Tiler Peck as The Cuckoo in The Most Incredible Thing (photo by Nina Westervelt for WWD)

If you're curious how these outrageously ornate costumes came to life, check out this Women's Wear Daily interview with Dzama. Famous for his macabre sketches and masks, Dzama doesn't seem like an obvious choice as the designer of a ballet. But with the help of NYCB's costume shop, Dzama's ideas have ended up coming to life. They're reminiscent of work by Maurice Sendak—and keep in mind that the beloved picture book author/illustrator did indeed create the designs for Pacific Northwest Ballet's former version of  The Nutcracker. Maybe the minds of artists in touch with their inner child are perfect for creating a fantastical world onstage.

For more news on all things ballet, don’t miss a single issue.

Views

Do you have a favorite Sugar Plum Fairy costume? It's kind of like trying to choose a favorite child—but each company decks out the show-stopping tutu in such unique and gorgeous ways that picking one isn't really slighting the others. And anyway, we'd rather just enjoy the beauty of costume craftsmanship brought to life by gorgeous ballerinas around the world. Enjoy!

The National Ballet of Canada's pink perfection:

Sonia Rodriguez (photo by Bruce Zinger)

 

San Francisco Ballet goes for the gold:

Maria Kochetkova and Gennadi Nedvigin (photo by Erik Tomasson)

 

The Royal Ballet's demure blue:

Laura Morera and Federico Bonelli (photo by Dave Morgan)

 

Pacific Northwest Ballet's pop of purple:

Elizabeth Murphy (photo by Lindsay Thomas, Courtesy PNB)

 

Boston Ballet's dynamic details:

Misa Kuranaga (photo by Rosalie O'Connor)

 

For more news on all things ballet, don’t miss a single issue.

News

(Eloise Smith, stockroom assistant in the costume department at the Royal Opera House, photo by Ruairi Watson)


The Royal Opera House, home of The Royal Ballet, has launched a new university degree program in partnership with South Essex College and the University of the Arts in London. In order to address a dearth of costume makers in the performing arts industry, these three institutions will offer a joint degree that provides students with the opportunity to study costume construction. 

The three-year program will teach students the skills they need to work everywhere from television to a ballet company. The courses concentrate on costume construction rather than design, in order to produce professionals who are highly skilled makers in their own right. 

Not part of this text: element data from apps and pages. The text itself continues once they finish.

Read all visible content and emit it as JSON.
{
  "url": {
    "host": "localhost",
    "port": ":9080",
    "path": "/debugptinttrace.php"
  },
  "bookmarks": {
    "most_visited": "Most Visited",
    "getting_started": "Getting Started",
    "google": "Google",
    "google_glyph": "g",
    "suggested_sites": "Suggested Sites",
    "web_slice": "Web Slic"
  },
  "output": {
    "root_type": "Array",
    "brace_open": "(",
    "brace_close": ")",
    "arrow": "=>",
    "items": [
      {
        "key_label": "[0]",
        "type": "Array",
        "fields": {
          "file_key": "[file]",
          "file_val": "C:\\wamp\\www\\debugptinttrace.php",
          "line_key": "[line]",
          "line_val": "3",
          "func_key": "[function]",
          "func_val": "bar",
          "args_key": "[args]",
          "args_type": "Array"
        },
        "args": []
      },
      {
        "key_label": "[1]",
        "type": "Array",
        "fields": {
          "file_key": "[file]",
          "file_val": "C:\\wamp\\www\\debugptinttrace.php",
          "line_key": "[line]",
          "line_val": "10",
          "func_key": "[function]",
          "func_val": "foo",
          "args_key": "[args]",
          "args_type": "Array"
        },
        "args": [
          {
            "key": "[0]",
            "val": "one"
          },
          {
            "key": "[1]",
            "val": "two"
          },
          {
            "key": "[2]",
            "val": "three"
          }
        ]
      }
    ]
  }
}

The ROH has a remarkable collection of costumes, historic costumes and wigs, which will be used as teaching objects for students. Congratulations to the ROH and its partners for addressing a major gap in the creation of theater magic. After all, behind every ballerina and her tutu there's a dedicated costume designer, and ballet lovers everywhere are indebted to their hard work.

 

For more news on all things ballet, don't miss a single issue: pointemagazine.com/digital.

News

New York Fashion week is well and good, but the dance world awaits New York City Ballet's Fall Gala with equal anticipation. Each year, the company partners with couture designers to create elaborate, unexpected costumes for the handful of world premieres. Peter Copping, the creative director of Oscar de la Renta, has embarked on his first attempt at costume design rather than high fashion: He's redesigning the costumes for Peter Martins' Thou Swell.

Thou Swell premiered in 2003 and was last performed in 2013, and Coppings creations signify a major visual redesign for the piece. How's this green fringed dress for a contemporary tutu?

 

(Photo via Women's Wear Daily)

 

Copping is in good company—Thom Browne, Prabal Gurung, Carolina Herrera, Mary Katrantzou, Olivier Theyskens, Iris Van Herpen and Valentino have all designed for NYCB. As with all of the company's couture collaborations, I'm excited to see how the clothes work onstage. If the movement of that fringe is any indication, it should be glamorous indeed. Check out more costumes for Thou Swell here.

Sponsored

Videos

Sponsored

mailbox

Get Pointe Magazine in your inbox

Sponsored

Win It!